Scientists have developed a lithium ion battery which could potentially add 200 miles of driving range to an electric car in just 10 minutes.
According to the Pennsylvania State University researchers, this is achieved by charging at a higher temperature to increase reaction rate, but keeping the cell cool during discharge.
If brought into production, the design is one potential strategy to alleviate concerns surrounding ‘range anxiety’ which 100% electric vehicles face on long journeys. The researchers presented the work on 30 October in the journal Joule.
Scientists have recognised the need to design electric vehicle batteries capable of charging extremely fast in order to meet the needs of drivers. However, such a speedy charge rate would require a battery to rapidly take in 400 kilowatts of energy, a feat that current vehicles cannot accomplish because it risks lithium plating (the formation of metallic lithium around the anode), which would severely deteriorate battery life.
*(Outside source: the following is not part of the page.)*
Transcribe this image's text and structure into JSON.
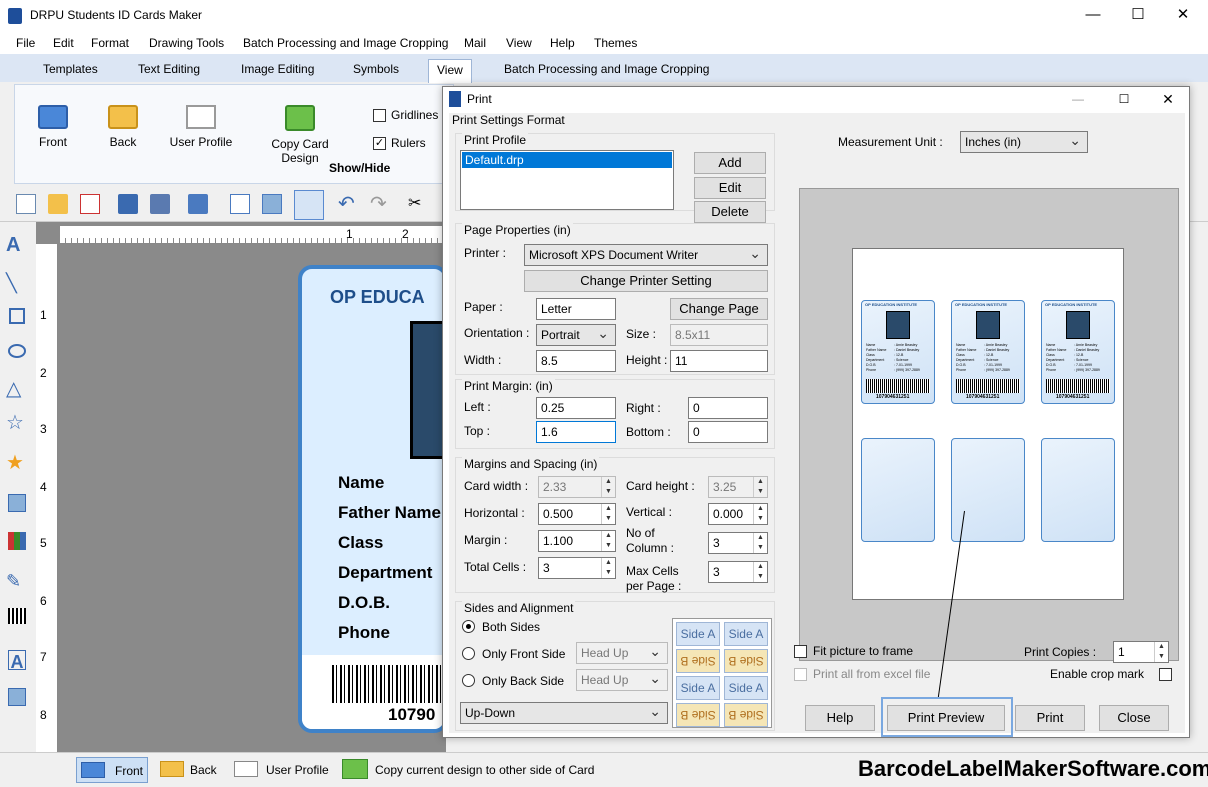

While conventional lithium batteries are charged and discharged at the same temperature, the researchers found they could circumvent the lithium plating issue by charging the battery to an elevated temperature of 60 degrees Celsius for a few minutes, then discharging it at cooler temperatures.
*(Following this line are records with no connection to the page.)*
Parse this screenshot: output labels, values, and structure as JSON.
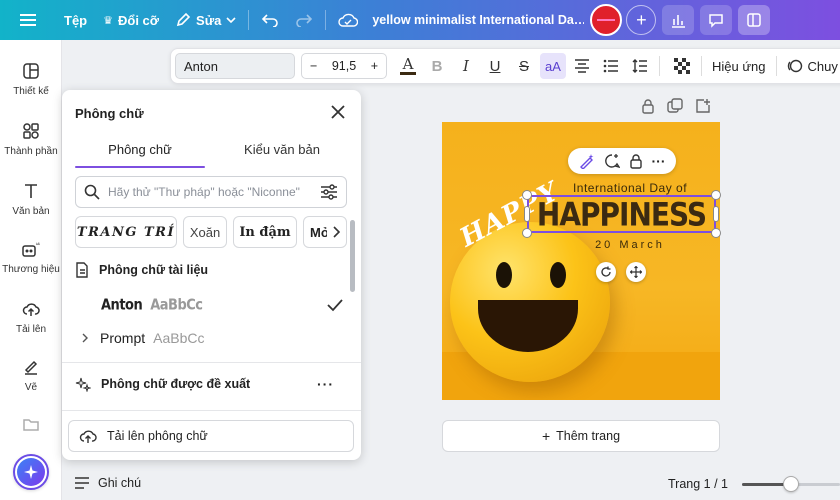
{
  "topbar": {
    "file_label": "Tệp",
    "resize_label": "Đổi cỡ",
    "edit_label": "Sửa",
    "doc_title": "yellow minimalist International Da…",
    "gradient_start": "#12b3c9",
    "gradient_end": "#7d4fe0"
  },
  "rail": {
    "items": [
      {
        "label": "Thiết kế",
        "icon": "layout-icon"
      },
      {
        "label": "Thành phần",
        "icon": "elements-icon"
      },
      {
        "label": "Văn bản",
        "icon": "text-icon"
      },
      {
        "label": "Thương hiệu",
        "icon": "brand-icon"
      },
      {
        "label": "Tải lên",
        "icon": "upload-cloud-icon"
      },
      {
        "label": "Vẽ",
        "icon": "draw-icon"
      }
    ]
  },
  "text_toolbar": {
    "font_name": "Anton",
    "minus": "−",
    "font_size": "91,5",
    "plus": "+",
    "effects_label": "Hiệu ứng",
    "animate_label": "Chuy"
  },
  "font_panel": {
    "title": "Phông chữ",
    "tabs": [
      "Phông chữ",
      "Kiểu văn bản"
    ],
    "active_tab": 0,
    "search_placeholder": "Hãy thử \"Thư pháp\" hoặc \"Niconne\"",
    "chips": [
      "TRANG TRÍ",
      "Xoăn",
      "In đậm",
      "Mở"
    ],
    "doc_fonts_heading": "Phông chữ tài liệu",
    "fonts": [
      {
        "name": "Anton",
        "sample": "AaBbCc",
        "selected": true
      },
      {
        "name": "Prompt",
        "sample": "AaBbCc",
        "selected": false
      }
    ],
    "recommended_heading": "Phông chữ được đề xuất",
    "upload_label": "Tải lên phông chữ"
  },
  "design": {
    "line1": "International Day of",
    "headline": "HAPPINESS",
    "date": "20 March",
    "hand_text": "HAPPY"
  },
  "add_page_label": "Thêm trang",
  "footer": {
    "notes_label": "Ghi chú",
    "page_indicator": "Trang 1 / 1",
    "zoom_fraction": 0.5
  }
}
"In addition to fast charging, this design allows us to limit the battery's exposure time to the elevated charge temperature, thus generating a very long cycle life," says senior author Chao-Yang Wang, a mechanical engineer at The Pennsylvania State University.
"The key is to realize rapid heating; otherwise, the battery will stay at elevated temperatures for too long, causing severe degradation.
"In the past, it was universally believed that lithium ion batteries should avoid operating at high temperatures due to the concern of accelerated side reactions," says Wang. "This study suggests that the benefits of mitigated lithium plating at the elevated temperature with limited exposure time far outweigh the negative impact associated with exacerbated side reactions."
The researchers say that the technology is completely scalable because all the cells are based on industrially available electrodes; and they have already demonstrated its use in large-scale cells, modules, and battery packs. The nickel foil increases the cost of each cell by 0.47%, but because the design eliminates the need for the external heaters used in current models, it actually lowers the cost of producing each pack.
Image credit: Chao-Yang Wang Group